National Register Criteria Tab
If you want to search for a property on the NRHP by using criteria specific to that program, first select an option under National Register Evaluation on the General tab, then click on the National Register Criteria tab. (These are designations specific to the NRHP program--you may refer to http://www.cr.nps.gov/nr/ for more information.) You may select an owner type, a significance criteria, and a significance criteria consideration from drop-down lists. If you know the National Park Service certification number and/or certification date, you may search by those. You may also enter a significant area, and date range for that significant area (begin year and end year). You may also select a Multiple Property Listing from the drop-down list to see all of the properties listed by a theme (for example, Round Barns in Illinois, Carnegie Libraries, or Historic Fairgrounds in Illinois).
When you have selected all of the options from one or more of the categories, click on the "Finish" button to begin the search. You can see the results in the Results Area.

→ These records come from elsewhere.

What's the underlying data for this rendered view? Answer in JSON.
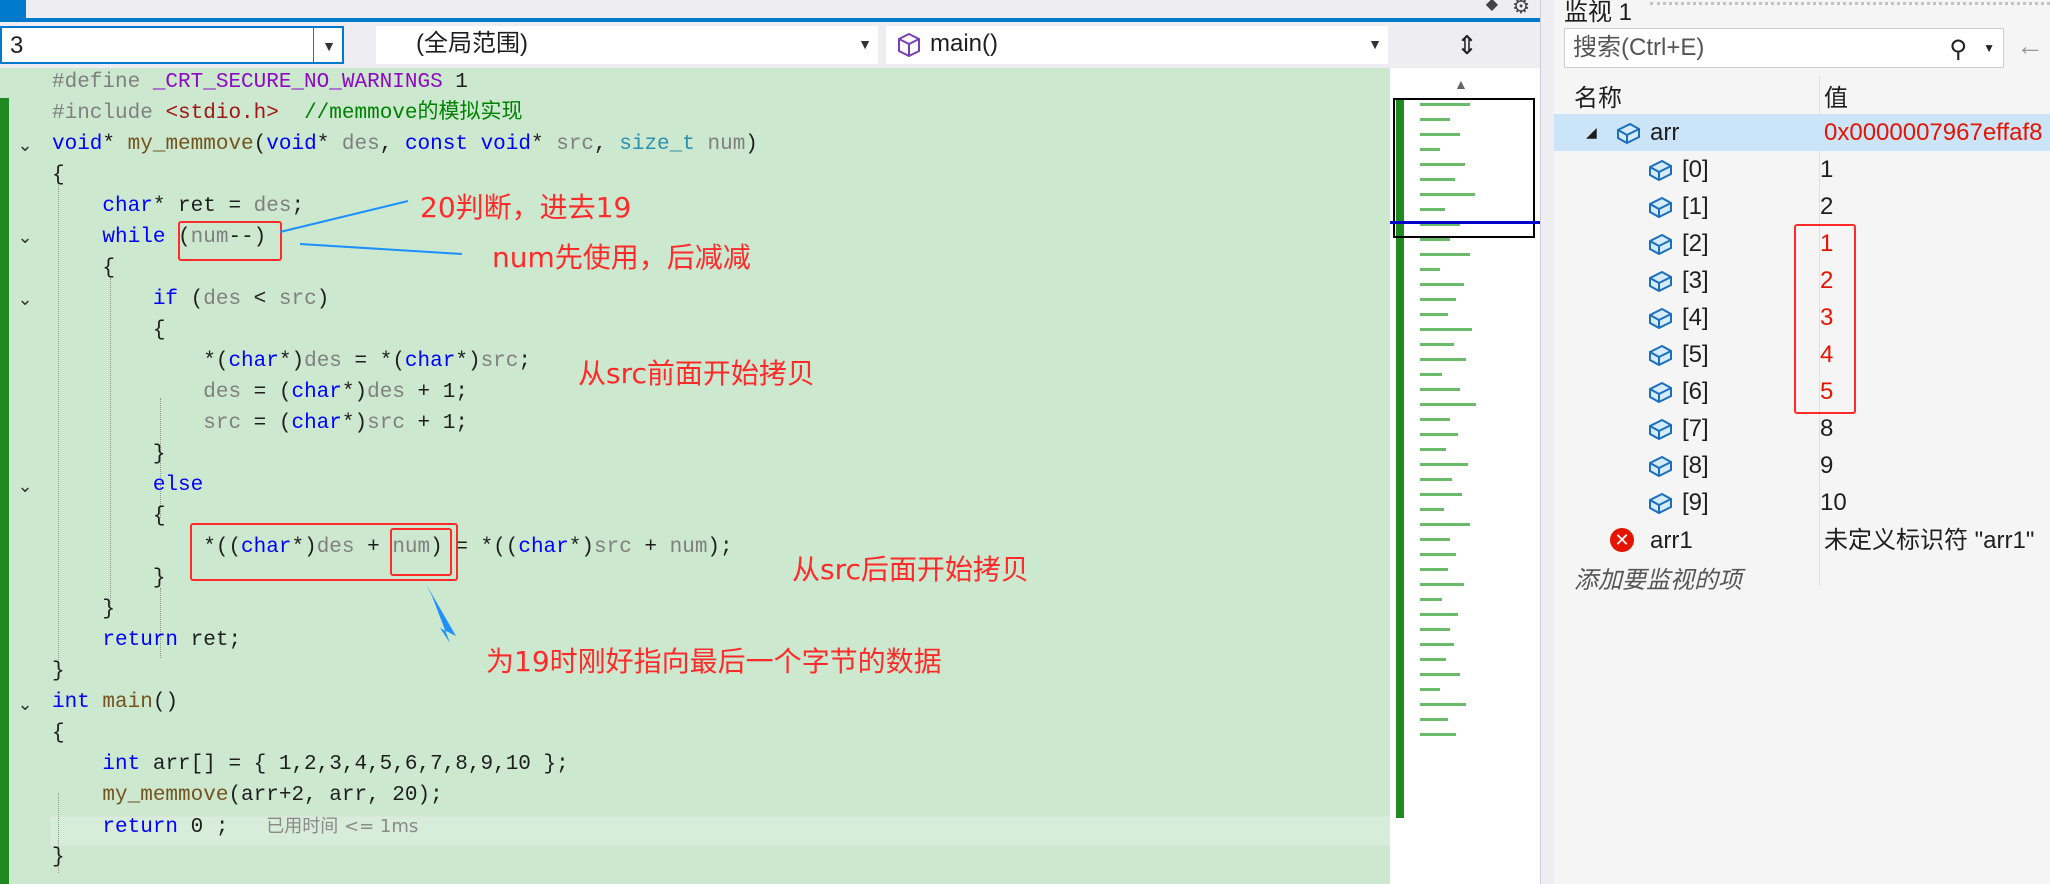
{
  "colors": {
    "accent": "#007acc",
    "editor_bg": "#cce8cf",
    "annotation": "#ff2b2b",
    "keyword": "#0000ff",
    "comment": "#008000"
  },
  "nav": {
    "project": "3",
    "scope": "(全局范围)",
    "function": "main()"
  },
  "code": {
    "l1": {
      "kw": "#define",
      "name": "_CRT_SECURE_NO_WARNINGS",
      "val": "1"
    },
    "l2": {
      "kw": "#include",
      "hdr": "<stdio.h>",
      "comment": "//memmove的模拟实现"
    },
    "l3": {
      "t1": "void",
      "p1": "*",
      "fn": "my_memmove",
      "p2": "(",
      "t2": "void",
      "p3": "*",
      "a1": "des",
      ",": ",",
      "k1": "const",
      "t3": "void",
      "p4": "*",
      "a2": "src",
      "t4": "size_t",
      "a3": "num",
      "end": ")"
    },
    "l4": "{",
    "l5": {
      "t": "char",
      "rest1": "* ret = ",
      "v": "des",
      "end": ";"
    },
    "l6": {
      "kw": "while",
      "open": "(",
      "v": "num",
      "op": "--)"
    },
    "l7": "{",
    "l8": {
      "kw": "if",
      "open": "(",
      "a": "des",
      "op": " < ",
      "b": "src",
      "close": ")"
    },
    "l9": "{",
    "l10": {
      "p1": "*(",
      "t1": "char",
      "p2": "*)",
      "a": "des",
      "p3": " = *(",
      "t2": "char",
      "p4": "*)",
      "b": "src",
      "end": ";"
    },
    "l11": {
      "a": "des",
      "p1": " = (",
      "t": "char",
      "p2": "*)",
      "b": "des",
      "end": " + 1;"
    },
    "l12": {
      "a": "src",
      "p1": " = (",
      "t": "char",
      "p2": "*)",
      "b": "src",
      "end": " + 1;"
    },
    "l13": "}",
    "l14": {
      "kw": "else"
    },
    "l15": "{",
    "l16": {
      "p1": "*((",
      "t1": "char",
      "p2": "*)",
      "a": "des",
      "p3": " + ",
      "n1": "num",
      "p4": ") = *((",
      "t2": "char",
      "p5": "*)",
      "b": "src",
      "p6": " + ",
      "n2": "num",
      "end": ");"
    },
    "l17": "}",
    "l18": "}",
    "l19": {
      "kw": "return",
      "rest": " ret;"
    },
    "l20": "}",
    "l21": {
      "kw": "int",
      "fn": "main",
      "rest": "()"
    },
    "l22": "{",
    "l23": {
      "kw": "int",
      "rest": " arr[] = { 1,2,3,4,5,6,7,8,9,10 };"
    },
    "l24": {
      "fn": "my_memmove",
      "rest": "(arr+2, arr, 20);"
    },
    "l25": {
      "kw": "return",
      "rest": " 0 ;",
      "hint": "已用时间 <= 1ms"
    },
    "l26": "}"
  },
  "annotations": {
    "a1": "20判断，进去19",
    "a2": "num先使用，后减减",
    "a3": "从src前面开始拷贝",
    "a4": "从src后面开始拷贝",
    "a5": "为19时刚好指向最后一个字节的数据"
  },
  "watch": {
    "title": "监视 1",
    "search_placeholder": "搜索(Ctrl+E)",
    "col_name": "名称",
    "col_value": "值",
    "arr": {
      "name": "arr",
      "value": "0x0000007967effaf8"
    },
    "items": [
      {
        "name": "[0]",
        "value": "1"
      },
      {
        "name": "[1]",
        "value": "2"
      },
      {
        "name": "[2]",
        "value": "1"
      },
      {
        "name": "[3]",
        "value": "2"
      },
      {
        "name": "[4]",
        "value": "3"
      },
      {
        "name": "[5]",
        "value": "4"
      },
      {
        "name": "[6]",
        "value": "5"
      },
      {
        "name": "[7]",
        "value": "8"
      },
      {
        "name": "[8]",
        "value": "9"
      },
      {
        "name": "[9]",
        "value": "10"
      }
    ],
    "arr1": {
      "name": "arr1",
      "value": "未定义标识符 \"arr1\""
    },
    "add_item": "添加要监视的项"
  }
}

The Query Builder was designed to allow you to develop complex queries by manually creating search expressions based upon Structured Query Language (SQL). This type of searching may not be for everyone, but we have included the functionality for those who require complex querying. It allows you to search for multiple options within a category (the Advanced search function only allows you to enter one option per category). It also allows you to join search expressions based on the logical operators, AND, OR, and NOT (the Advanced search function links all expressions with the AND operator). Finally, it allows you to change the normal order of precedence by placing parentheses around groups of expressions. Those who are skilled in Boolean searching will find this method of searching very familiar.
The Query Builder screen helps you build queries by a simple series of steps. First, select the field name from the drop-down list of the first category in which you wish to search. When you select a field that has a limited number of options, like Category, you will see a text box appear with a drop-down list for you to choose an option.
Select an option from the list and click on the "Add" button. The statement is then created in the "Where Clause" window:
(Unit.Category = 'building')
If this were the only condition you wanted to use for the search, you could click the "Finish" button to execute the search. However, if you want to add additional search expressions, select a second category from the Field Name list.
Not all fields have a drop-down list from which you can choose a search term. For example, you must enter your own search term into Property Name and Address. Fields that do not have drop-down lists are treated as wildcard searches.
Notice that since this is the second expression, a logical operator is required--the AND operator is chosen by default, but you can select OR if necessary. (When you use the NOT operator, it should be preceded by an AND or an OR.) Click on the "Add" button to add this expression to the end of the existing Where Clause:
(Unit.Category = 'building') And (Property.SignificantName like '%Capitol%')
The wildcard characters and appropriate syntax are entered for you. You may at any time edit the search string that is created by clicking within the box and editing the expression as necessary. NOTE: There are no safeguards against entering illegal SQL syntax; edit these statements carefully.